For a very basic running example check out the example app. Clone the repo and run pod install from the Project directory first.

NSLayoutConstraint Types

There are two types of constraints that LayoutKit distinguishes:

  1. Related Constraints
  2. Unrelated Constraints

Related Constraints specify a constraint of the target view that has a relation to a different view. For example "The button's width is 80% of the width of its superview." is a related constraint: The constraint specifies that the width of the button is relating to the width of the button's superview.

Unrelated Constraints are constraints that only deal with the view they belong to. All of them involve the usage of a constant. "The button's height is 44 pixels" is a unrelated constraint: It specifies the height of the button independently from any other view.

Creating NSLayoutConstraint Instances

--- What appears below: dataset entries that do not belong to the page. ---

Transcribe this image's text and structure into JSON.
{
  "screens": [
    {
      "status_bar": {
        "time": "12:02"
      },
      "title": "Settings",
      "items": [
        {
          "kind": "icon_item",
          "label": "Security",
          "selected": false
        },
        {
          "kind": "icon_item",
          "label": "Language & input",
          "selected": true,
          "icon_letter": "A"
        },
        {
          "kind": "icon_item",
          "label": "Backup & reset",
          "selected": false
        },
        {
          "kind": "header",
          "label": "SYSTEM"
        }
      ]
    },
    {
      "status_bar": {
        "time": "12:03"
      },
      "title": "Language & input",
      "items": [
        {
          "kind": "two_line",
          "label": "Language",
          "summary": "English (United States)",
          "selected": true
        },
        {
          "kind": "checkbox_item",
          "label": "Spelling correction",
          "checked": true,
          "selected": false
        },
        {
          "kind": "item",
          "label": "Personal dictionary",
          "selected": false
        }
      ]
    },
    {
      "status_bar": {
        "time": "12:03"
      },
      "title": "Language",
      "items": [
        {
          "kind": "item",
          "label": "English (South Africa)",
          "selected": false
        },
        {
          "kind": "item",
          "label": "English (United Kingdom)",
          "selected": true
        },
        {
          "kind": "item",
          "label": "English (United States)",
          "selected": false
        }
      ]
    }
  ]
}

LayoutKit tries to provide you with a DSL that makes it possible to create layout constraints in a natural language that is (by the way) much more compact than the original APIs in NSLayoutConstraint.

A typical layout is created like this:

[LKConstraints layout:self.optionA do:^(LKConstraints *c) {
    [c set:LK_height to:60.f name:kLKHeight];
    [c set:LK_width to:60.f name:kLKWidth];
    [c make:LK_right equalTo:self.optionB s:LK_left plus:-10.f];
    [c make:LK_center_y equalTo:self s:LK_center_y];

This code does the following things for you:

  1. Disable the default translation of resizing masks to layout constraints
  2. Create a unrelated constraint on self.optionA that sets its width to 60 pixels
  3. Create a unrelated constraint on self.optionA that sets its height to 60 pixels
  4. Create a related constraint on self that aligns the right edge of self.optionA to the left edge of self.optionB minus 10 pixels (to create a margin of 10 pixels between the two buttons)
  5. Create a related constraint on self that centers the button vertically in `self

Pretty neat, isn’t it? In fact, LayoutKit does even more: it names the two unrelated constraints kLKHeight and kLKWidth so that you can access these constraints later on for modification on runtime.

But let’s examine the basic functionality before we go into modifying the constraints. The syntax to create constraints for a view is this:

[LKConstraints layout:<the receiver> do:^(LKConstraints *c) {
    <constraints specification>

Nothing magical so far. The receiver is the view that is affected by the constraints. This is, however, not always the view that the constraints are added to. You’ll see how to specify the target view (the one that the constraints are added to) in a second.

There are two APIs to specify a constraint within the specification block: set and make. As you might have noticed, set creates unrelated constraints and make creates related constraints.

With set you can directly set a layout property on a view while you can make layout properties of the receiver view like properties of other views using make.

The (main) API for set is:

[c set:<layout attribute> to:<constant> name:<name>];

The (main) API for make is:

[c make:<layout attribute> equalTo:<related view> s:<related views layout attribute> plus:<constant>];

There are also APIs for both set and make that don't require a name. Also, as you might have noticed in the first example, there is an API for make that doesn't require a constant. I've really tried to make this as convenient as possible. There is a ton of other convenience methods that default to the most common value. Just check out the header file.

Modifying Layout Constraints

There is little we can modify on existing NSLayoutConstraint instances and the only property we can modify is the so-called constant. I don’t know if Apple realized how hilarious this is when they thought for a name of this property.

Normally when dealing with constraints that you want to modify later on, you need to keep references to the constraints all the time. With LayoutKit you can just forget about the constraints because LayoutKit keeps track of them if you tell it how you want to refer to a specific constraint later on. All constraints, that are created with a name (which is optional) can be retrieved from the target view at any time using the following API:

[someView constraintWithName:<some name>];

Similarly, these constraints can be removed from a target view by calling:

[someView removeConstraintWithName:<some name>];

The constraints retrieved via constraintWithName: can then be modified like this:

NSLayoutConstraint *height = [button constraintWithName:kLKHeight];
height.constant = 70.f;
[button setNeedsUpdateConstraints];

The first line retrieves the constraint and stores it in height. The second line modifies the constraint’s constant, the last line flags the button (the target view) that it needs to update its constraints.

Note that the changes are not effective after these lines. They become effective when you call layoutIfNeeded on the closest anchestor view of all affected views. This can be done within an animation block which will then animate from the last (current) constraint setting to the changed setting.

Because you normally change more than one constraint at once, this call is not performed transparently by LayoutKit. You know, when all of your (simultaneous) changes are done and all affected views are marked for update. And you know, wether the changes should be applied animated or immediately.



LayoutKit is available through CocoaPods, to install it simply add the following line to your Podfile:

pod "LayoutKit"


Florian Krueger,


LayoutKit is available under the MIT license. See the LICENSE file for more info.